Pages - 292
Book kindly sent to me for review by William Heinemann, part of the Random House publishing group.
Published in 2011
'Here, I practice, and you practice. Ahem. AH-em. I am Vaclav the Magnificent, with birthday on the sixth of May, the famous day for the generations to celebrate and rejoice, a day in the future years eclipsing Christmas and Hanukkah and Ramadam and all pagan festivals, born in a land far, far, far, far, far,far distance from here, a land of ancient and magnificent secrets, a land of enchanted knowledge passed down through the ages and from the ancients, a land of illusion (Russia!), born there in Russia and reappearing here, in America, in New York, in Brooklyn ( which is a Borough), near Coney Island, which is a famous place of magic...........
On receiving this book, I had very little knowledge about it, all I knew was that it had something to do with Russians, which intrigued me from the start as I don't think I have ever read a book that had Russians as main characters. As the young Vaclav stepped onto the page and began his opening speech in broken English for his upcoming magic trick, I was instantly smitten by his character. His warmheartedness burst out of the story and enveloped me into a bear hug. His assistant Lena, exists more quietly within the book, seeing everything that goes on around her and carefully taking it all in. Vaclav has enough love for both of them and guides Lena through everyday life.

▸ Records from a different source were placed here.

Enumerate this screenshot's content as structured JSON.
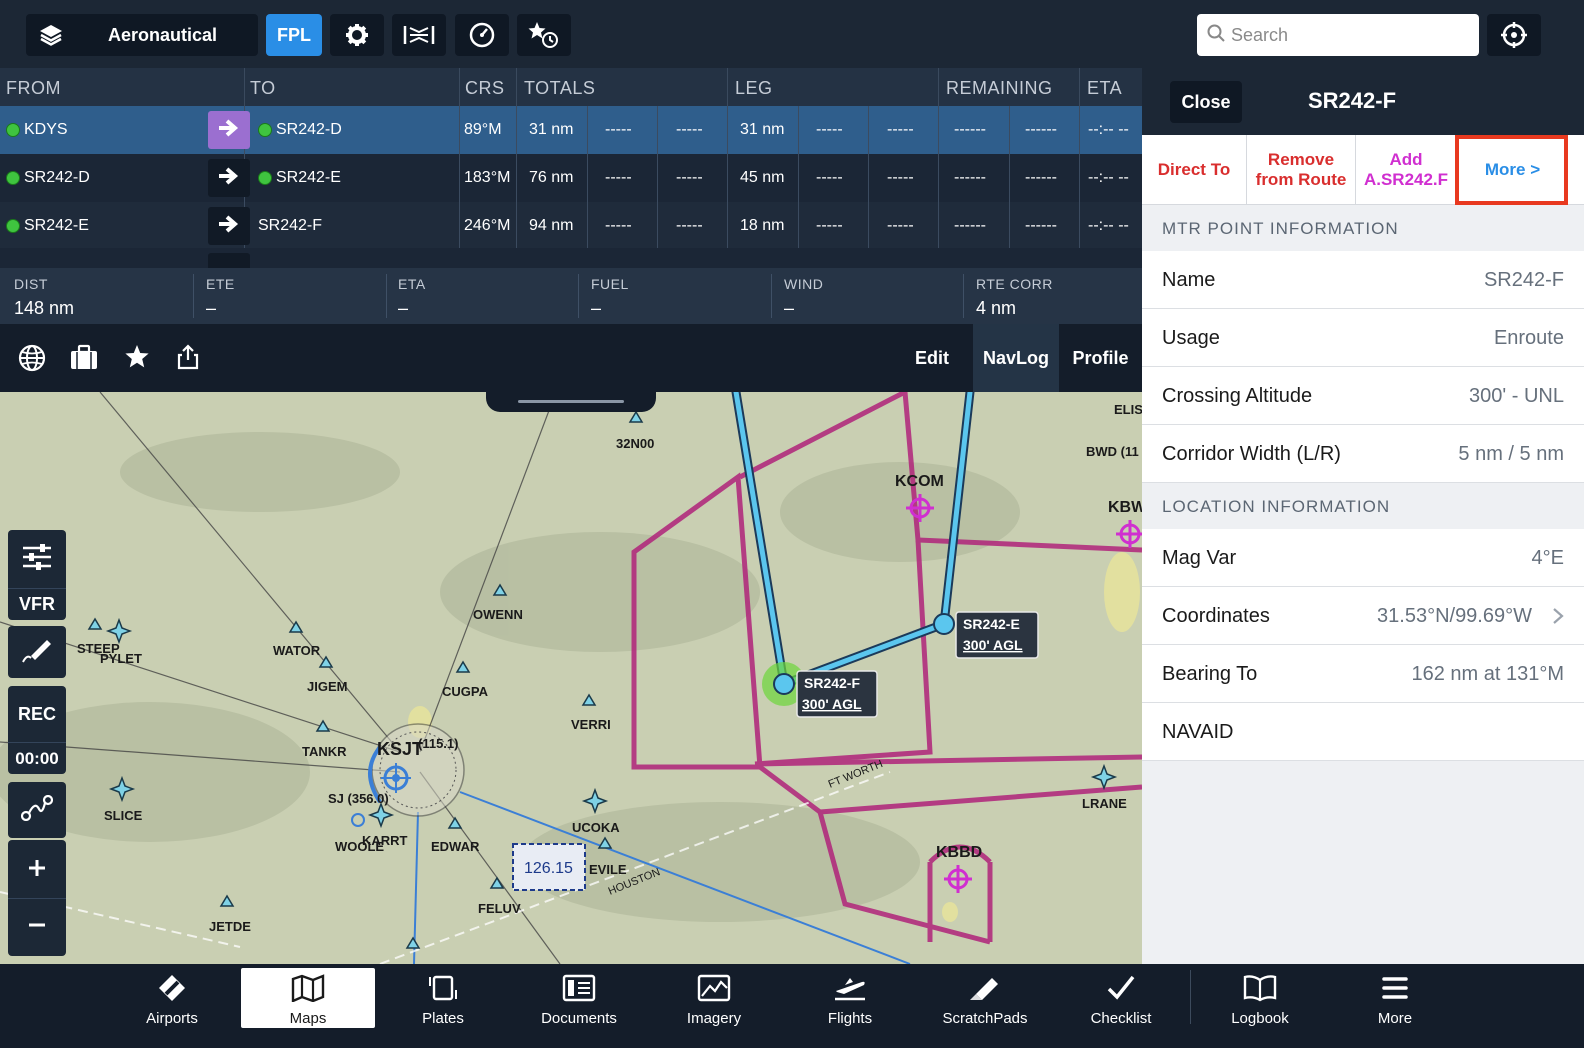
{
  "toolbar": {
    "layers_label": "Aeronautical",
    "fpl_label": "FPL",
    "search_placeholder": "Search"
  },
  "navlog": {
    "headers": [
      "FROM",
      "TO",
      "CRS",
      "TOTALS",
      "LEG",
      "REMAINING",
      "ETA"
    ],
    "rows": [
      {
        "from": "KDYS",
        "from_dot": true,
        "to": "SR242-D",
        "to_dot": true,
        "crs": "89°M",
        "totals": "31 nm",
        "c1": "-----",
        "c2": "-----",
        "leg": "31 nm",
        "c3": "-----",
        "c4": "-----",
        "c5": "------",
        "c6": "------",
        "eta": "--:-- --",
        "selected": true
      },
      {
        "from": "SR242-D",
        "from_dot": true,
        "to": "SR242-E",
        "to_dot": true,
        "crs": "183°M",
        "totals": "76 nm",
        "c1": "-----",
        "c2": "-----",
        "leg": "45 nm",
        "c3": "-----",
        "c4": "-----",
        "c5": "------",
        "c6": "------",
        "eta": "--:-- --",
        "selected": false
      },
      {
        "from": "SR242-E",
        "from_dot": true,
        "to": "SR242-F",
        "to_dot": false,
        "crs": "246°M",
        "totals": "94 nm",
        "c1": "-----",
        "c2": "-----",
        "leg": "18 nm",
        "c3": "-----",
        "c4": "-----",
        "c5": "------",
        "c6": "------",
        "eta": "--:-- --",
        "selected": false
      }
    ],
    "totals": [
      {
        "label": "DIST",
        "value": "148 nm"
      },
      {
        "label": "ETE",
        "value": "–"
      },
      {
        "label": "ETA",
        "value": "–"
      },
      {
        "label": "FUEL",
        "value": "–"
      },
      {
        "label": "WIND",
        "value": "–"
      },
      {
        "label": "RTE CORR",
        "value": "4 nm"
      }
    ],
    "tabs": {
      "edit": "Edit",
      "navlog": "NavLog",
      "profile": "Profile"
    }
  },
  "map": {
    "tools": {
      "vfr": "VFR",
      "rec": "REC",
      "timer": "00:00"
    },
    "labels": {
      "n32": "32N00",
      "elis": "ELIS",
      "bwd": "BWD (11",
      "kbw": "KBW",
      "kcom": "KCOM",
      "owenn": "OWENN",
      "steep": "STEEP",
      "pylet": "PYLET",
      "wator": "WATOR",
      "jigem": "JIGEM",
      "cugpa": "CUGPA",
      "verri": "VERRI",
      "tankr": "TANKR",
      "ksjt": "KSJT",
      "ksjt_freq": "(115.1)",
      "sj": "SJ (356.0)",
      "slice": "SLICE",
      "woole": "WOOLE",
      "karrt": "KARRT",
      "edwar": "EDWAR",
      "ucoka": "UCOKA",
      "evile": "EVILE",
      "freq": "126.15",
      "feluv": "FELUV",
      "houston": "HOUSTON",
      "ftworth": "FT WORTH",
      "jetde": "JETDE",
      "lrane": "LRANE",
      "kbbd": "KBBD",
      "sr242e": "SR242-E",
      "sr242e_alt": "300' AGL",
      "sr242f": "SR242-F",
      "sr242f_alt": "300' AGL"
    }
  },
  "panel": {
    "close": "Close",
    "title": "SR242-F",
    "actions": {
      "direct": "Direct To",
      "remove1": "Remove",
      "remove2": "from Route",
      "add1": "Add",
      "add2": "A.SR242.F",
      "more": "More >"
    },
    "section1": "MTR POINT INFORMATION",
    "mtr_rows": [
      {
        "k": "Name",
        "v": "SR242-F"
      },
      {
        "k": "Usage",
        "v": "Enroute"
      },
      {
        "k": "Crossing Altitude",
        "v": "300' - UNL"
      },
      {
        "k": "Corridor Width (L/R)",
        "v": "5 nm / 5 nm"
      }
    ],
    "section2": "LOCATION INFORMATION",
    "loc_rows": [
      {
        "k": "Mag Var",
        "v": "4°E"
      },
      {
        "k": "Coordinates",
        "v": "31.53°N/99.69°W"
      },
      {
        "k": "Bearing To",
        "v": "162 nm at 131°M"
      },
      {
        "k": "NAVAID",
        "v": ""
      }
    ]
  },
  "tabs": [
    "Airports",
    "Maps",
    "Plates",
    "Documents",
    "Imagery",
    "Flights",
    "ScratchPads",
    "Checklist",
    "Logbook",
    "More"
  ],
  "colors": {
    "accent": "#2a8ee6",
    "highlight": "#e8391f",
    "direct": "#d92e2e",
    "add": "#d02fd0",
    "more": "#2a8ee6",
    "route": "#5bc6ee",
    "mtr": "#b0237a"
  }
}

The story begins with Vaclav and Lena as children. Vaclav believes without any doubt that he will be a famous magician when he grows up and that he will marry Lena. Both children, are Russian-Americans who are brought together after attending English-as-a-second-language classes. Vaclav's life is secure and stable and he knows he is unconditionally loved. Lena's life is not such a happy one and she finds comfort in being at Vaclav's home. Then one day, Lena just stops visiting Vaclav.
Seven years later we are introduced to a more grown up Vaclav, who has developed a healthy interest in girls, yet stills remains faithful in his love for Lena. He stills also holds the dream of being a magician. The story then unfolds as what actually happened to Lena all those years ago. Can Vaclav now understand the things he was too young to cope with then.
I found the innocence within this story quite breathtaking. Vaclav and Lena are both children you want to hug, yet each have their own set of problems which seem to be defining their future. Vaclav, although living a happy existence, seems slightly mollycoddled by his mother, who cannot see that she may be smothering him a little. Her love for him is all consuming; she instigated the move from Russia with her husband, just so that her son could have a better life. Lena's life is full of sadness and neglect. Vaclav's mother does her best to take her under her wing and protect her, but she is concerned about the effect this girl has on her son.
When the story moves to Vaclav's teenage years, the story of the past begins to fall into place like a jigsaw, each piece of the story finally revealed with the reasons for each person's actions. I had no idea the book would end with the truths that were revealed and found that the author had cleverly hidden any trace of what had happened, yet on reflection I should have been able to read between the words to work it out.
This story is extremely original and captures the innocence of first love, which can overcome the issues of life that are thrown in its pathway . It shows you that occasionally little white lies can actually make things better for the one you love. The author is very good at evoking your emotions, so that you instantly feel involved in the lives of the characters. By the end of the book, I felt content in the knowledge that all would be well in their lives. I really loved reading this book and look forward to many more by this author.